There is this wonderful medieval fete that takes place in Queensland every year. It’s an event that takes place in this huge field. People come from all over; they descend for a week and set up this medieval camp. It’s like a scene out of a Harry Potter film or a camp in King Alfred’s time – and with all those tents, smoky ambience from fires, people walking around in armour and costumes etc, one can really get immersed in the scene and feel that one is actually there.
Now, just towards the end of the camp there’s a set of stalls – trading stalls – there’s the blacksmith, for example and others. Then there is a stall that sells replica medieval weapons and costumes. When I was there, I was thinking to myself that if I were really in a medieval setting, I would actually have to buy a weapon to protect myself. And then I realized that this is precisely what the exhibition hall in the PMI Global Congress is like, right?
JW: Seriously, that’s exactly what is going on. On the one side you have people selling certifications, university degrees or books like “55 Ways to get Certified in 35 Seconds”, and on the other you have practitioners who feel they must choose a certification, university or a book. All the vendors and universities claim that their “weapons” are better than the other ones on the market.
However, these vendors will never show you how to actually use their “weapons.” If they were to show you how to use them, you’d probably find out that they don’t work… and that won’t do at all, would it? Nevertheless, you are made to feel that you must have these “weapons” because you know you will be up against others who have them.

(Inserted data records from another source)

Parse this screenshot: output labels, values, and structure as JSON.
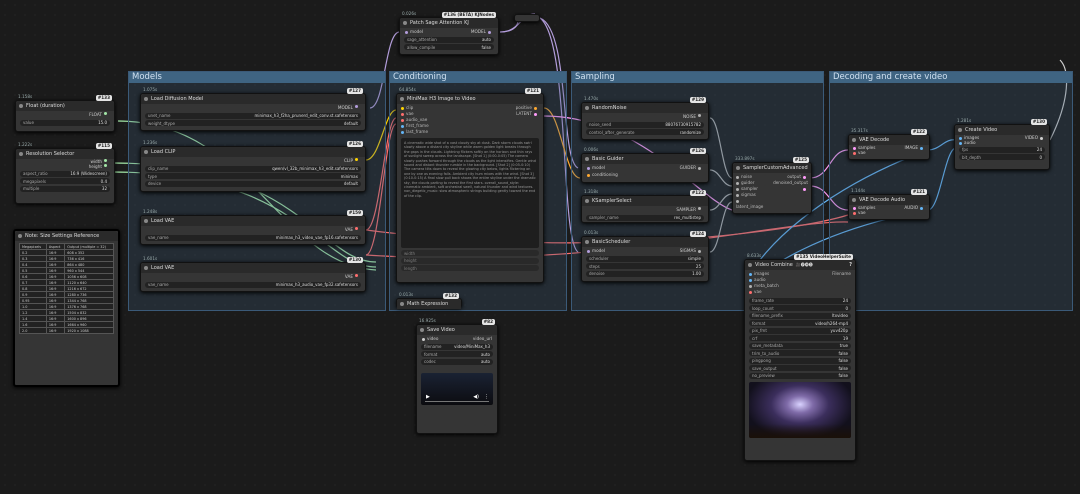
{
  "groups": {
    "models": "Models",
    "conditioning": "Conditioning",
    "sampling": "Sampling",
    "decoding": "Decoding and create video"
  },
  "float_node": {
    "time": "1.158s",
    "title": "Float (duration)",
    "badge": "#133",
    "out": "FLOAT",
    "w_label": "value",
    "w_val": "15.0"
  },
  "res_node": {
    "time": "1.222s",
    "title": "Resolution Selector",
    "badge": "#115",
    "out1": "width",
    "out2": "height",
    "w1_label": "aspect_ratio",
    "w1_val": "16:9 (Widescreen)",
    "w2_label": "megapixels",
    "w2_val": "0.4",
    "w3_label": "multiple",
    "w3_val": "32"
  },
  "note": {
    "title": "Note: Size Settings Reference",
    "headers": [
      "Megapixels",
      "Aspect",
      "Output (multiple = 32)"
    ],
    "rows": [
      [
        "0.2",
        "16:9",
        "608 x 352"
      ],
      [
        "0.3",
        "16:9",
        "736 x 416"
      ],
      [
        "0.4",
        "16:9",
        "864 x 480"
      ],
      [
        "0.5",
        "16:9",
        "960 x 544"
      ],
      [
        "0.6",
        "16:9",
        "1056 x 608"
      ],
      [
        "0.7",
        "16:9",
        "1120 x 640"
      ],
      [
        "0.8",
        "16:9",
        "1216 x 672"
      ],
      [
        "0.9",
        "16:9",
        "1280 x 736"
      ],
      [
        "0.95",
        "16:9",
        "1344 x 768"
      ],
      [
        "1.0",
        "16:9",
        "1376 x 768"
      ],
      [
        "1.2",
        "16:9",
        "1504 x 832"
      ],
      [
        "1.4",
        "16:9",
        "1600 x 896"
      ],
      [
        "1.6",
        "16:9",
        "1664 x 960"
      ],
      [
        "2.0",
        "16:9",
        "1920 x 1088"
      ]
    ]
  },
  "sage": {
    "time": "0.026s",
    "title": "Patch Sage Attention KJ",
    "badge": "#136 (BETA) KJNodes",
    "in": "model",
    "out": "MODEL",
    "w1_label": "sage_attention",
    "w1_val": "auto",
    "w2_label": "allow_compile",
    "w2_val": "false"
  },
  "load_diff": {
    "time": "1.075s",
    "title": "Load Diffusion Model",
    "badge": "#127",
    "out": "MODEL",
    "w1_label": "unet_name",
    "w1_val": "minimax_h3_f2ha_prunerd_edit_conv.st.safetensors",
    "w2_label": "weight_dtype",
    "w2_val": "default"
  },
  "load_clip": {
    "time": "1.236s",
    "title": "Load CLIP",
    "badge": "#126",
    "out": "CLIP",
    "w1_label": "clip_name",
    "w1_val": "qwen/vl_32b_minimax_h3_edit.safetensors",
    "w2_label": "type",
    "w2_val": "minimax",
    "w3_label": "device",
    "w3_val": "default"
  },
  "load_vae1": {
    "time": "1.248s",
    "title": "Load VAE",
    "badge": "#159",
    "out": "VAE",
    "w_label": "vae_name",
    "w_val": "minimax_h3_video_vae_fp16.safetensors"
  },
  "load_vae2": {
    "time": "1.601s",
    "title": "Load VAE",
    "badge": "#130",
    "out": "VAE",
    "w_label": "vae_name",
    "w_val": "minimax_h3_audio_vae_fp32.safetensors"
  },
  "i2v": {
    "time": "64.854s",
    "title": "MiniMax H3 Image to Video",
    "badge": "#121",
    "ins": [
      "clip",
      "vae",
      "audio_vae",
      "first_frame",
      "last_frame"
    ],
    "outs": [
      "positive",
      "LATENT"
    ],
    "prompt": "A cinematic wide shot of a vast cloudy sky at dusk. Dark storm clouds swirl slowly above a distant city skyline while warm golden light breaks through the gaps in the clouds. Lightning flickers softly on the horizon and thin rays of sunlight sweep across the landscape.\n\n[Shot 1] (0:00-0:05) The camera slowly pushes forward through the clouds as the light intensifies. Gentle wind sound and distant thunder rumble in the background.\n\n[Shot 2] (0:05-0:10) The camera tilts down to reveal the glowing city below, lights flickering on one by one as evening falls. Ambient city hum mixes with the wind.\n\n[Shot 3] (0:10-0:15) A final slow pull back shows the entire skyline under the dramatic sky, the clouds parting to reveal the first stars.\n\noverall_sound_style: cinematic ambient, soft orchestral swell, natural thunder and wind textures.\n\nnon_diegetic_music: slow atmospheric strings building gently toward the end of the clip.",
    "w1_label": "width",
    "w2_label": "height",
    "w3_label": "length"
  },
  "math": {
    "time": "0.013s",
    "title": "Math Expression",
    "badge": "#132"
  },
  "save_audio": {
    "time": "16.925s",
    "title": "Save Video",
    "badge": "#82",
    "in": "video",
    "out": "video_url",
    "w1_label": "filename",
    "w1_val": "video/MiniMax_h3",
    "w2_label": "format",
    "w2_val": "auto",
    "w3_label": "codec",
    "w3_val": "auto"
  },
  "noise": {
    "time": "1.470s",
    "title": "RandomNoise",
    "badge": "#129",
    "out": "NOISE",
    "w1_label": "noise_seed",
    "w1_val": "88076730915782",
    "w2_label": "control_after_generate",
    "w2_val": "randomize"
  },
  "guider": {
    "time": "0.006s",
    "title": "Basic Guider",
    "badge": "#126",
    "ins": [
      "model",
      "conditioning"
    ],
    "out": "GUIDER"
  },
  "ksel": {
    "time": "1.318s",
    "title": "KSamplerSelect",
    "badge": "#122",
    "out": "SAMPLER",
    "w_label": "sampler_name",
    "w_val": "res_multistep"
  },
  "sched": {
    "time": "0.013s",
    "title": "BasicScheduler",
    "badge": "#124",
    "in": "model",
    "out": "SIGMAS",
    "w1_label": "scheduler",
    "w1_val": "simple",
    "w2_label": "steps",
    "w2_val": "25",
    "w3_label": "denoise",
    "w3_val": "1.00"
  },
  "sca": {
    "time": "333.897s",
    "title": "SamplerCustomAdvanced",
    "badge": "#125",
    "ins": [
      "noise",
      "guider",
      "sampler",
      "sigmas",
      "latent_image"
    ],
    "outs": [
      "output",
      "denoised_output"
    ]
  },
  "vaedec": {
    "time": "35.317s",
    "title": "VAE Decode",
    "badge": "#122",
    "ins": [
      "samples",
      "vae"
    ],
    "out": "IMAGE"
  },
  "vaedec_audio": {
    "time": "1.144s",
    "title": "VAE Decode Audio",
    "badge": "#121",
    "ins": [
      "samples",
      "vae"
    ],
    "out": "AUDIO"
  },
  "create_video": {
    "time": "1.281s",
    "title": "Create Video",
    "badge": "#130",
    "ins": [
      "images",
      "audio"
    ],
    "out": "VIDEO",
    "w1_label": "fps",
    "w1_val": "24",
    "w2_label": "bit_depth",
    "w2_val": "0"
  },
  "vcombine": {
    "time": "8.633s",
    "title": "Video Combine",
    "badge": "#135 VideoHelperSuite",
    "icons": "🎥🅥🅗🅢",
    "help": "?",
    "filename_hint": "Filename",
    "ins": [
      "images",
      "audio",
      "meta_batch",
      "vae"
    ],
    "widgets": [
      [
        "frame_rate",
        "24"
      ],
      [
        "loop_count",
        "0"
      ],
      [
        "filename_prefix",
        "ltxvideo"
      ],
      [
        "format",
        "video/h264-mp4"
      ],
      [
        "pix_fmt",
        "yuv420p"
      ],
      [
        "crf",
        "19"
      ],
      [
        "save_metadata",
        "true"
      ],
      [
        "trim_to_audio",
        "false"
      ],
      [
        "pingpong",
        "false"
      ],
      [
        "save_output",
        "false"
      ],
      [
        "no_preview",
        "false"
      ]
    ]
  },
  "colors": {
    "group": "#3f6482",
    "node": "#353535",
    "accent": "#e5e5e5"
  }
}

KA: [laughs] That’s brilliant!
JW: When I go to these chapter and branch meetings, I’m always amazed at how oblivious some project managers are about what’s going on here (and I don’t mean this in an unkind way at all). They see themselves as active participants in this group that they have joined, whereas really what they are is simply a market for the standards and the institutions. They are somebody to sell to.
KA: Yes, they’re somebody to sell to, and somebody to propagate the message.
JW: You know what I would really like to do? Well, one of the ways of undermining what the standards bodies are doing is through humour. One way to do this is through cartooning scenarios that highlight some of the ludicrous things that happen in the project management workplace. Dilbert is an excellent example. I’d really like to explore this way of getting people to look at project management through an evolutionary lens because I think it would be much more effective and useful than writing for an academic audience.
KA: Yes, a “Dilbert for PM.” I like that!
JW: I think this would help engage project managers. Actually, in some ways it is a bit like what you’re doing with your blog.
KA: Yes, but humour and satire are so much better; there’s no better way to undermine over-seriousness and pompousness.
JW: Yeah, there’s a long history to that kind of stuff – Voltaire for instance. But you’ve written a bit along those lines, haven’t you?
KA: Yes, I’ve written a few satirical pieces (Editor’s note: see this piece, for example). Unfortunately, that kind of writing doesn’t come naturally to me. It is a surprise even for me when I come up with something like that.
JW: One of the things I’m going to try and do is to push this “bag of lavender” metaphor further; I haven’t exercised it fully as yet. I think I’ll do a short blog post on it soon. (Editor’s note: This conversation was recorded a few days before Jon published his brilliant post on medieval management balms. Don’t miss it!)
KA: Ah, that idea’s got great potential. I look forward to reading it, Jon.
Well, I think I’d better let you go back to your work now…we’ve been talking for over an hour. Thanks so much Jon, it’s been wonderful talking to you.
JW: It was good, and I hope there’s something useful in there.
KA: There’s plenty, all I have to do now is transcribe it! I look forward to chatting with you again sometime in the near future. Thanks again.
JW: No worries; always good to chat.